Toshimaru Nakamura and Keith Rowe
Nakamura frequently collaborates with the electro-acoustic improvisation legend Keith Rowewho co-founded the British freestyle improvisation group MA and continued to deconstruct the guitar by playing it on a table with a variety of found objects. Weather Sky is the debut recording by Nakamura and Rowe, who were fans of each other long before they met. Folders of yesteryear label head Jon Abby writes: “I was working intensely with Toshi via email on [Erstwhile release] do at that time, and when he heard that I was going to Boston to see AMM, he told me to say hello to Keith for him, please, because he had seen AMM in Japan and was a big fan. When I repeated this to Keith in Boston, he looked at me intensely and said [paraphrased] ‘Toshi is one of the most important musicians in the world right now.'” Abby scheduled recording sessions for the duo, and here’s the result: hardly less minimalist than good morning good night, but much more adventurous texture-wise. For a novice listener, it’s impossible to distinguish between Nakamura’s zero-input mixer and Rowe’s guitar, but that’s the point: they respond to each other’s slightest movements to create an ever-changing sound field. , but still unified. Of this recording, Rowe wrote, “in many ways it’s the kind of music I’ve waited 30 years to make.”
Toshimaru Nakamura and Mark Trayle
A Wave Press’s Casey Anderson tells a story that became infamous at CalArts when he studied there: During a workshop Nakamura hosted on the no-entry mixer and improvisation, “a grad student asked him how much he practiced, to which he replied, ‘I don’t know.!’ In disbelief, the graduate student pressed him – he must have practiced; he was a musician. Toshi said something like “I make noise because I won’t make mistakes”. I prefer to spend my time drinking beer with my friends.’ »

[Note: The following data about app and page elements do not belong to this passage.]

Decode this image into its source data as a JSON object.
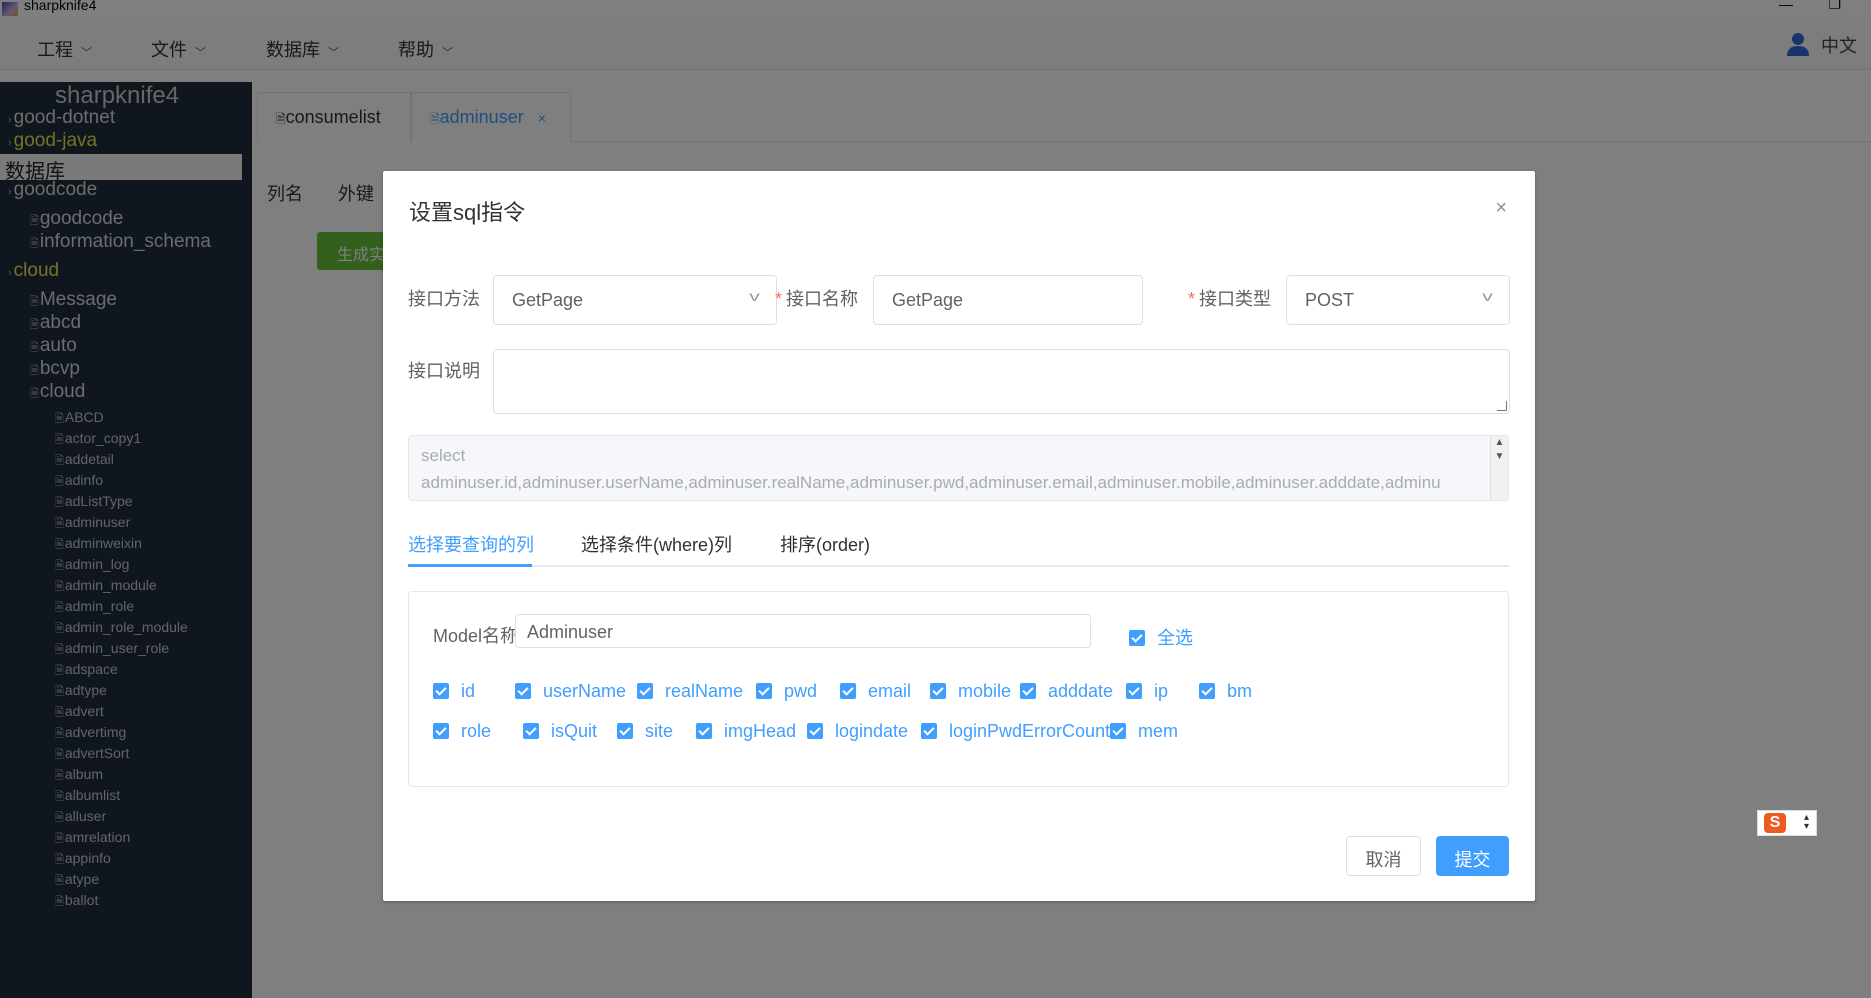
{
  "window": {
    "title": "sharpknife4",
    "minimize": "—",
    "restore": "❐"
  },
  "menu": {
    "items": [
      "工程",
      "文件",
      "数据库",
      "帮助"
    ],
    "lang": "中文"
  },
  "sidebar": {
    "brand": "sharpknife4",
    "active": "数据库",
    "top_items": [
      "good-dotnet",
      "good-java"
    ],
    "db_groups": [
      {
        "name": "goodcode",
        "children": [
          "goodcode",
          "information_schema"
        ]
      },
      {
        "name": "cloud",
        "children": [
          "Message",
          "abcd",
          "auto",
          "bcvp",
          "cloud"
        ]
      }
    ],
    "cloud_tables": [
      "ABCD",
      "actor_copy1",
      "addetail",
      "adinfo",
      "adListType",
      "adminuser",
      "adminweixin",
      "admin_log",
      "admin_module",
      "admin_role",
      "admin_role_module",
      "admin_user_role",
      "adspace",
      "adtype",
      "advert",
      "advertimg",
      "advertSort",
      "album",
      "albumlist",
      "alluser",
      "amrelation",
      "appinfo",
      "atype",
      "ballot"
    ]
  },
  "main": {
    "tabs": [
      {
        "label": "consumelist",
        "icon": "doc-icon"
      },
      {
        "label": "adminuser",
        "icon": "doc-icon",
        "close": "×"
      }
    ],
    "col_tabs": [
      "列名",
      "外键"
    ],
    "gen_button": "生成实"
  },
  "dialog": {
    "title": "设置sql指令",
    "close": "×",
    "method_label": "接口方法",
    "method_value": "GetPage",
    "name_label": "接口名称",
    "name_value": "GetPage",
    "type_label": "接口类型",
    "type_value": "POST",
    "desc_label": "接口说明",
    "desc_value": "",
    "sql_line1": "select",
    "sql_line2": "adminuser.id,adminuser.userName,adminuser.realName,adminuser.pwd,adminuser.email,adminuser.mobile,adminuser.adddate,adminu",
    "tabs": [
      "选择要查询的列",
      "选择条件(where)列",
      "排序(order)"
    ],
    "model_label": "Model名称",
    "model_value": "Adminuser",
    "select_all": "全选",
    "columns_row1": [
      "id",
      "userName",
      "realName",
      "pwd",
      "email",
      "mobile",
      "adddate",
      "ip",
      "bm"
    ],
    "columns_row2": [
      "role",
      "isQuit",
      "site",
      "imgHead",
      "logindate",
      "loginPwdErrorCount",
      "mem"
    ],
    "cancel": "取消",
    "submit": "提交"
  },
  "colors": {
    "primary": "#409eff",
    "sidebar_bg": "#1f2d3d",
    "success": "#67c23a",
    "required": "#f56c6c"
  }
}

Marc Trayleprofessor at CalArts in California who died in 2015, collaborated with him on Stationary in 2007 after such a workshop on campus. Trayle respected Nakamura’s approach to his instrument. Rather than a show of recklessness or aloofness, Anderson says, “For Mark, it was a good representation of a virtuoso instrument designer who had built his own practice around his instrument.” Stationary, recently reissued by Anderson after its first broadcast on Creative Sources Recordings, is therefore an important meeting between two instrument designers who favor spontaneity and intuition above all.
Toshimaru Nakamura and Tetuzi Akiyama
Nakamura and Tetuzi Akiyama have been collaborating since the early 2000s, but last year Idiomatic Expressionism is their first studio recording together. Although the no-input mixer seems an unlikely pairing with Akiyama’s acoustic guitar, they complement each other subtly on these five tracks. “IE.1” is a more conventional duet piece, with Akiyama plucking single notes over Nakamura’s buzzing electronics. By “IE.5”, however, the two musicians are pushing the limits of their instruments, as the guitar looks more like a saxophone and the inputless mixer looks more like an underwater cave. Here, Nakamura’s collaborative approach is made manifest. “It’s quite spontaneous. Start with sound, and my collaborator and I make something out of it,” he says. “It’s a series of decisions. Go with the flow, or cut the flow. Stay with a long slow movement, or play actively doing lots of different things.